m-Power offers a solution for converting legacy software to browser and mobile-device compatibility, as well as developing new Web applications based on System i software. The product automatically generates mobile and tablet versions when developers build Web versions of those apps.
Profound Logic Software
Profound UI is an enhancement for RPG based on IBM's RPG Open Access that offers direct generation of UIs within RPG. The product offers point-and-click tools for building browser interfaces that can then be integrated with new or legacy applications for the IBM i.
Red Hat Mobile Application Platform supports an agile approach to developing, integrating, and deploying enterprise mobile applications based on existing native, hybrid, or browser-based apps. The platform also offers central control of security and policy management, collaborative development, and a choice of cloud deployment options. The product features Mobile Backend-as-a-Service, which securely integrates mobile apps with core enterprise systems, applications, and other services via APIs.
The LegaSuite Portfolio offers a suite of tools for converting System i apps to the Web or mobile devices, integrating those apps into multiplatform and SOA environments, translating text to and from various national languages, and building Web enhancements such as dashboards and reports drawn from multiple sources.
Surround Technologies' Accelerator suite consists of three applications that can be used for modernizing IBM i applications: Accelerator for IBM i Silverlight, Accelerator for IBM i Windows Presentation Foundation, and Accelerator for IBM i HTML 5. The first works with Microsoft Silverlight, a plug-in tool for the .NET framework that helps developers create and deliver RIA applications and media experiences. Accelerator for IBM i Windows Presentation Foundation works with the MS WPF of .NET to generate documents, media, two- and three-dimensional graphics, animations, Web-like characteristics, and more. The third application works with HTML 5, used for structuring and presenting Web content.
JACi400 is a suite of software tools that helps developers modernize existing applications, construct new server-based applications, and build new (or convert older) applications that run over the Web. It generates source in COBOL and all versions of RPG, generates HTML for Web apps, includes new-app deployment tools, and includes HTML objects such as checkboxes and radio buttons.
TEMBO Technology Lab

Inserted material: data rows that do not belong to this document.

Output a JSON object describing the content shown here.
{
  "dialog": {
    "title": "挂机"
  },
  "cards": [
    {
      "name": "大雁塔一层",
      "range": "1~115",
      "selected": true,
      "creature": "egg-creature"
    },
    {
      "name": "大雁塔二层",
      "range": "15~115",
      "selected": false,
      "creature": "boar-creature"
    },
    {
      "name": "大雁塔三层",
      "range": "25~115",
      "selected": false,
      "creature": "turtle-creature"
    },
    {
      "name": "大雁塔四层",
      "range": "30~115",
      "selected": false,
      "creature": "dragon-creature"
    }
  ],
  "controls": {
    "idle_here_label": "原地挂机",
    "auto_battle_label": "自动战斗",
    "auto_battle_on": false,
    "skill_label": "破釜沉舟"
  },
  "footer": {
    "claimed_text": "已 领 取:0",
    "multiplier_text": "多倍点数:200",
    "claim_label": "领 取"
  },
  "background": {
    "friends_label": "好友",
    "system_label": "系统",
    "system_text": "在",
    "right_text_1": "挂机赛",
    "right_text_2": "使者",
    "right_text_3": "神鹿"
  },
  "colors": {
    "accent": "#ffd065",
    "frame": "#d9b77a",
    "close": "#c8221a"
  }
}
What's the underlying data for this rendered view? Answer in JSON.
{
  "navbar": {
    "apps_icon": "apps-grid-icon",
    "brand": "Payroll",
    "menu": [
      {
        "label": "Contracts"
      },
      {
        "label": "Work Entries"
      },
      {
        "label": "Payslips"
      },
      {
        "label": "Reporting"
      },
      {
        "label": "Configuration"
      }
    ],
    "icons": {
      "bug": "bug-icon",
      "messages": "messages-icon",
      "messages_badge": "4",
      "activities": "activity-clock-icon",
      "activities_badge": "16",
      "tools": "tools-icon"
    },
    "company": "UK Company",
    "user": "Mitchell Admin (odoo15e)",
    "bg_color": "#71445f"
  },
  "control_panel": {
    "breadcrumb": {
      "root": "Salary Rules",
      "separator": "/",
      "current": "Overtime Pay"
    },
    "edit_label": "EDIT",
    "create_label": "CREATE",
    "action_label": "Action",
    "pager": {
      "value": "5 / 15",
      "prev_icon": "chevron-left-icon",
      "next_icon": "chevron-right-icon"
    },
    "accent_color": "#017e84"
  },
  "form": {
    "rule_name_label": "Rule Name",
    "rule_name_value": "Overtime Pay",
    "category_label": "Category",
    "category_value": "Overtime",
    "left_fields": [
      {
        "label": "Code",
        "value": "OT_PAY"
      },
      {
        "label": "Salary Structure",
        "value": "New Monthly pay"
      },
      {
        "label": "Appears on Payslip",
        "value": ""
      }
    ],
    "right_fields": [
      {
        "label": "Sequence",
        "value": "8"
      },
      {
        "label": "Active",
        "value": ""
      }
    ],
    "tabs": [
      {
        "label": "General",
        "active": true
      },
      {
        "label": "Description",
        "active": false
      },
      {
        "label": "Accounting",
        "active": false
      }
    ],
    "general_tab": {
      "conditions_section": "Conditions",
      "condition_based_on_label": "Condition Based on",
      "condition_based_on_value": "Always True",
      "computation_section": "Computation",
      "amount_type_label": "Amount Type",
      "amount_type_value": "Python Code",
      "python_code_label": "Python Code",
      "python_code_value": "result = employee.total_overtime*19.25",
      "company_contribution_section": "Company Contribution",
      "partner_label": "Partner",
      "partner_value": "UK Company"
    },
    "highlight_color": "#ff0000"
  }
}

AO Foundation automates the migration of all legacy (ISAM or DDS) databases to the latest DDL (SQL/SQE) implementation of DB2 on IBM i. Representing a different approach to modernization than UI alterations, AO Foundation can support application modernization efforts for years to come by restructuring databases to support both existing and future technologies.